» TASK TO CARRY OUT:
Print back each record unchanged, without pictures.

··· LISTED ENTRIES ···

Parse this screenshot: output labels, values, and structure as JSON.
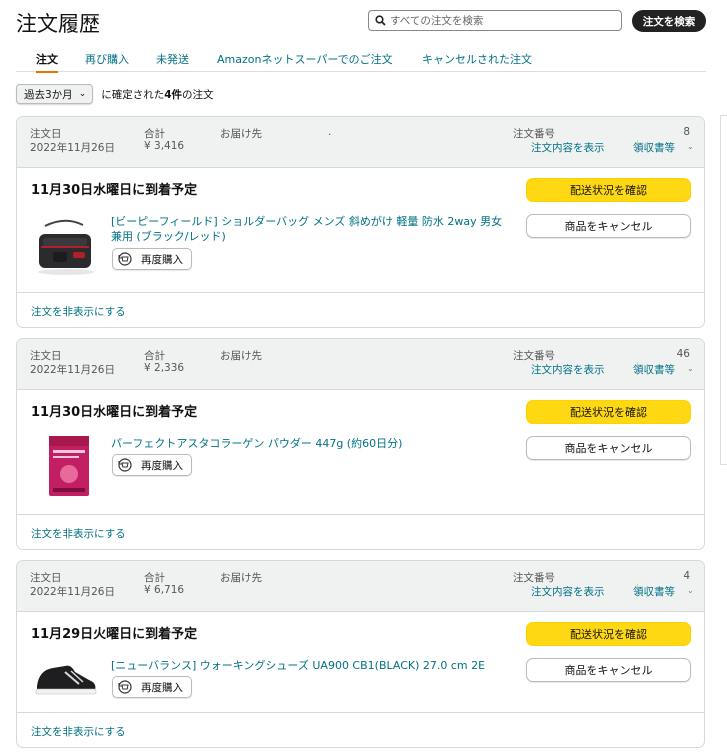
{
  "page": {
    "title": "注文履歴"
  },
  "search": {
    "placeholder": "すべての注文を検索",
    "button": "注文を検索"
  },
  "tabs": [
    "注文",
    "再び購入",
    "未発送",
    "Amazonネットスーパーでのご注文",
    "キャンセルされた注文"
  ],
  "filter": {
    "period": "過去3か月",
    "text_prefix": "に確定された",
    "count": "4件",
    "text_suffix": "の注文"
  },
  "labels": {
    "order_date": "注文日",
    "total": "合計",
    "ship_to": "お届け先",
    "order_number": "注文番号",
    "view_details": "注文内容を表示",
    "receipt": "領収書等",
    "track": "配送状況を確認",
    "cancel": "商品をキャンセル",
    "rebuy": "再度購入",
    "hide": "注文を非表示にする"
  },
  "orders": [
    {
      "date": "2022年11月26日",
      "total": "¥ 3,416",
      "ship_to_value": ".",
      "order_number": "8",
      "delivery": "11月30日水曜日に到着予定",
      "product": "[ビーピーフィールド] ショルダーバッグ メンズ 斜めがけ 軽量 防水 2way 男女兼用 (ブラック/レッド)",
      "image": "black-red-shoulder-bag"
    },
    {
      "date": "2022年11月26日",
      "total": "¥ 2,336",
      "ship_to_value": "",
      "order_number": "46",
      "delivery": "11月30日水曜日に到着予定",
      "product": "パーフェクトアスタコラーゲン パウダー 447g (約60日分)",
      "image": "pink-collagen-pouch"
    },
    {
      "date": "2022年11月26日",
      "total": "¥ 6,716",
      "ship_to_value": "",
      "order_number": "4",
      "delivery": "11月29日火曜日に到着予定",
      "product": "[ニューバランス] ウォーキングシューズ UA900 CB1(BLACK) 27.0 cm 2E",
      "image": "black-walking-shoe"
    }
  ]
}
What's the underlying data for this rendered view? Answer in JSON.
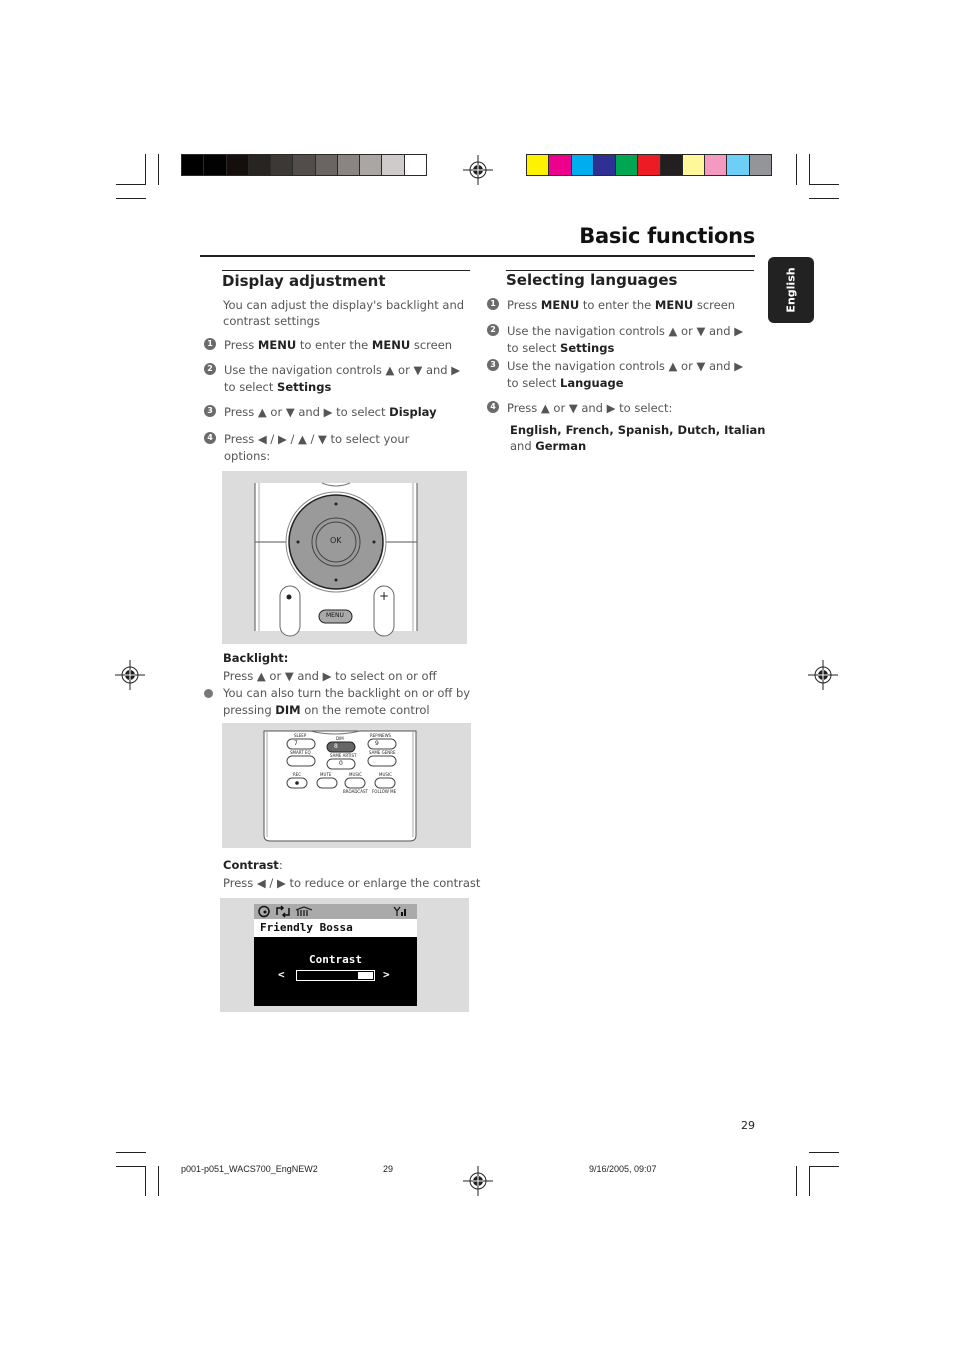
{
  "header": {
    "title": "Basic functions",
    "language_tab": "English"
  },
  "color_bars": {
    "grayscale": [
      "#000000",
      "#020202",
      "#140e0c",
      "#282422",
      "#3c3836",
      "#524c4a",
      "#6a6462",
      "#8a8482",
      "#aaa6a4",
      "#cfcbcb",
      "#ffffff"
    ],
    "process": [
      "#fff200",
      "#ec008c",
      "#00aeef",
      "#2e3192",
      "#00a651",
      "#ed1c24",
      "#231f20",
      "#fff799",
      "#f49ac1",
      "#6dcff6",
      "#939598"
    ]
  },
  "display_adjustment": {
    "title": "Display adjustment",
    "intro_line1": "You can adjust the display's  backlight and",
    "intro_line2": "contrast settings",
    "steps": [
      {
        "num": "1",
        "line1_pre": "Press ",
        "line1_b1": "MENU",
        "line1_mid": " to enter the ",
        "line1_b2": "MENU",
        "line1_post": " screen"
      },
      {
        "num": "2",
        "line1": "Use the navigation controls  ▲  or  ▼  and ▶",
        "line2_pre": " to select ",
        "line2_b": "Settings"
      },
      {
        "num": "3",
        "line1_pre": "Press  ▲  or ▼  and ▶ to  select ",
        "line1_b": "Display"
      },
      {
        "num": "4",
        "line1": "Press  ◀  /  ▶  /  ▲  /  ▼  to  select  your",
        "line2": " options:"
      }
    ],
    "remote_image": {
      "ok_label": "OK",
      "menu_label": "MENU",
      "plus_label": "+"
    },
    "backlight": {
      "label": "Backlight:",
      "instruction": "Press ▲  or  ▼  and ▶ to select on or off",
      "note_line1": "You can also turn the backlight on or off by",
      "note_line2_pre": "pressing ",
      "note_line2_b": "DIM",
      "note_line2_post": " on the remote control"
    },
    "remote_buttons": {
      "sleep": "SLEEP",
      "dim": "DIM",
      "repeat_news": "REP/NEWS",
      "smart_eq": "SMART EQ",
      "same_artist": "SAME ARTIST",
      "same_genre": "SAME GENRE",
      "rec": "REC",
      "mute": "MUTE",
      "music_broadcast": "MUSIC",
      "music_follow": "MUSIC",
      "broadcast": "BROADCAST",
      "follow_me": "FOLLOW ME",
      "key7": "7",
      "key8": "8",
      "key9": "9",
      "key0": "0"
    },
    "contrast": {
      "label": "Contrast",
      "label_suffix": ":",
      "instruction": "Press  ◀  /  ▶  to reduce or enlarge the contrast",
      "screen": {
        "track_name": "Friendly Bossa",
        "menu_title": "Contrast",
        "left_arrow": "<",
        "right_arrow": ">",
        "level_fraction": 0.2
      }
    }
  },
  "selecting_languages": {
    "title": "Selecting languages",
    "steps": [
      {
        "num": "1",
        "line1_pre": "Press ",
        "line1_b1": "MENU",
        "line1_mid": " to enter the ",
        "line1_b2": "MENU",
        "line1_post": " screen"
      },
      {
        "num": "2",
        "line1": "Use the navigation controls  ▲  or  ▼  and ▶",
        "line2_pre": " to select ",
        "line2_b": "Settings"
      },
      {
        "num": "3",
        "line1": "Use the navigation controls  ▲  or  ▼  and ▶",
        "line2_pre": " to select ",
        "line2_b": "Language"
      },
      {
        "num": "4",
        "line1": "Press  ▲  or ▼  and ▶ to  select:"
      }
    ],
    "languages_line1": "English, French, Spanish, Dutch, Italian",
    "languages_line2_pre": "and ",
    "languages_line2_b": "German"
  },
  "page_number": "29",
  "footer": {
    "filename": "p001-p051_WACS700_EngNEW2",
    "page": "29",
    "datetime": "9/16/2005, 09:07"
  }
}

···

» RESPONSE BOX:
Parse this screenshot: output labels, values, and structure as JSON.
{
  "page": {
    "title": "注文履歴"
  },
  "search": {
    "placeholder": "すべての注文を検索",
    "button": "注文を検索"
  },
  "tabs": [
    "注文",
    "再び購入",
    "未発送",
    "Amazonネットスーパーでのご注文",
    "キャンセルされた注文"
  ],
  "filter": {
    "period": "過去3か月",
    "text_prefix": "に確定された",
    "count": "4件",
    "text_suffix": "の注文"
  },
  "labels": {
    "order_date": "注文日",
    "total": "合計",
    "ship_to": "お届け先",
    "order_number": "注文番号",
    "view_details": "注文内容を表示",
    "receipt": "領収書等",
    "track": "配送状況を確認",
    "cancel": "商品をキャンセル",
    "rebuy": "再度購入",
    "hide": "注文を非表示にする"
  },
  "orders": [
    {
      "date": "2022年11月26日",
      "total": "¥ 3,416",
      "ship_to_value": ".",
      "order_number": "8",
      "delivery": "11月30日水曜日に到着予定",
      "product": "[ビーピーフィールド] ショルダーバッグ メンズ 斜めがけ 軽量 防水 2way 男女兼用 (ブラック/レッド)",
      "image": "black-red-shoulder-bag"
    },
    {
      "date": "2022年11月26日",
      "total": "¥ 2,336",
      "ship_to_value": "",
      "order_number": "46",
      "delivery": "11月30日水曜日に到着予定",
      "product": "パーフェクトアスタコラーゲン パウダー 447g (約60日分)",
      "image": "pink-collagen-pouch"
    },
    {
      "date": "2022年11月26日",
      "total": "¥ 6,716",
      "ship_to_value": "",
      "order_number": "4",
      "delivery": "11月29日火曜日に到着予定",
      "product": "[ニューバランス] ウォーキングシューズ UA900 CB1(BLACK) 27.0 cm 2E",
      "image": "black-walking-shoe"
    }
  ]
}
What's the underlying data for this rendered view? Answer in JSON.
{
  "header": {
    "title": "Basic functions",
    "language_tab": "English"
  },
  "color_bars": {
    "grayscale": [
      "#000000",
      "#020202",
      "#140e0c",
      "#282422",
      "#3c3836",
      "#524c4a",
      "#6a6462",
      "#8a8482",
      "#aaa6a4",
      "#cfcbcb",
      "#ffffff"
    ],
    "process": [
      "#fff200",
      "#ec008c",
      "#00aeef",
      "#2e3192",
      "#00a651",
      "#ed1c24",
      "#231f20",
      "#fff799",
      "#f49ac1",
      "#6dcff6",
      "#939598"
    ]
  },
  "display_adjustment": {
    "title": "Display adjustment",
    "intro_line1": "You can adjust the display's  backlight and",
    "intro_line2": "contrast settings",
    "steps": [
      {
        "num": "1",
        "line1_pre": "Press ",
        "line1_b1": "MENU",
        "line1_mid": " to enter the ",
        "line1_b2": "MENU",
        "line1_post": " screen"
      },
      {
        "num": "2",
        "line1": "Use the navigation controls  ▲  or  ▼  and ▶",
        "line2_pre": " to select ",
        "line2_b": "Settings"
      },
      {
        "num": "3",
        "line1_pre": "Press  ▲  or ▼  and ▶ to  select ",
        "line1_b": "Display"
      },
      {
        "num": "4",
        "line1": "Press  ◀  /  ▶  /  ▲  /  ▼  to  select  your",
        "line2": " options:"
      }
    ],
    "remote_image": {
      "ok_label": "OK",
      "menu_label": "MENU",
      "plus_label": "+"
    },
    "backlight": {
      "label": "Backlight:",
      "instruction": "Press ▲  or  ▼  and ▶ to select on or off",
      "note_line1": "You can also turn the backlight on or off by",
      "note_line2_pre": "pressing ",
      "note_line2_b": "DIM",
      "note_line2_post": " on the remote control"
    },
    "remote_buttons": {
      "sleep": "SLEEP",
      "dim": "DIM",
      "repeat_news": "REP/NEWS",
      "smart_eq": "SMART EQ",
      "same_artist": "SAME ARTIST",
      "same_genre": "SAME GENRE",
      "rec": "REC",
      "mute": "MUTE",
      "music_broadcast": "MUSIC",
      "music_follow": "MUSIC",
      "broadcast": "BROADCAST",
      "follow_me": "FOLLOW ME",
      "key7": "7",
      "key8": "8",
      "key9": "9",
      "key0": "0"
    },
    "contrast": {
      "label": "Contrast",
      "label_suffix": ":",
      "instruction": "Press  ◀  /  ▶  to reduce or enlarge the contrast",
      "screen": {
        "track_name": "Friendly Bossa",
        "menu_title": "Contrast",
        "left_arrow": "<",
        "right_arrow": ">",
        "level_fraction": 0.2
      }
    }
  },
  "selecting_languages": {
    "title": "Selecting languages",
    "steps": [
      {
        "num": "1",
        "line1_pre": "Press ",
        "line1_b1": "MENU",
        "line1_mid": " to enter the ",
        "line1_b2": "MENU",
        "line1_post": " screen"
      },
      {
        "num": "2",
        "line1": "Use the navigation controls  ▲  or  ▼  and ▶",
        "line2_pre": " to select ",
        "line2_b": "Settings"
      },
      {
        "num": "3",
        "line1": "Use the navigation controls  ▲  or  ▼  and ▶",
        "line2_pre": " to select ",
        "line2_b": "Language"
      },
      {
        "num": "4",
        "line1": "Press  ▲  or ▼  and ▶ to  select:"
      }
    ],
    "languages_line1": "English, French, Spanish, Dutch, Italian",
    "languages_line2_pre": "and ",
    "languages_line2_b": "German"
  },
  "page_number": "29",
  "footer": {
    "filename": "p001-p051_WACS700_EngNEW2",
    "page": "29",
    "datetime": "9/16/2005, 09:07"
  }
}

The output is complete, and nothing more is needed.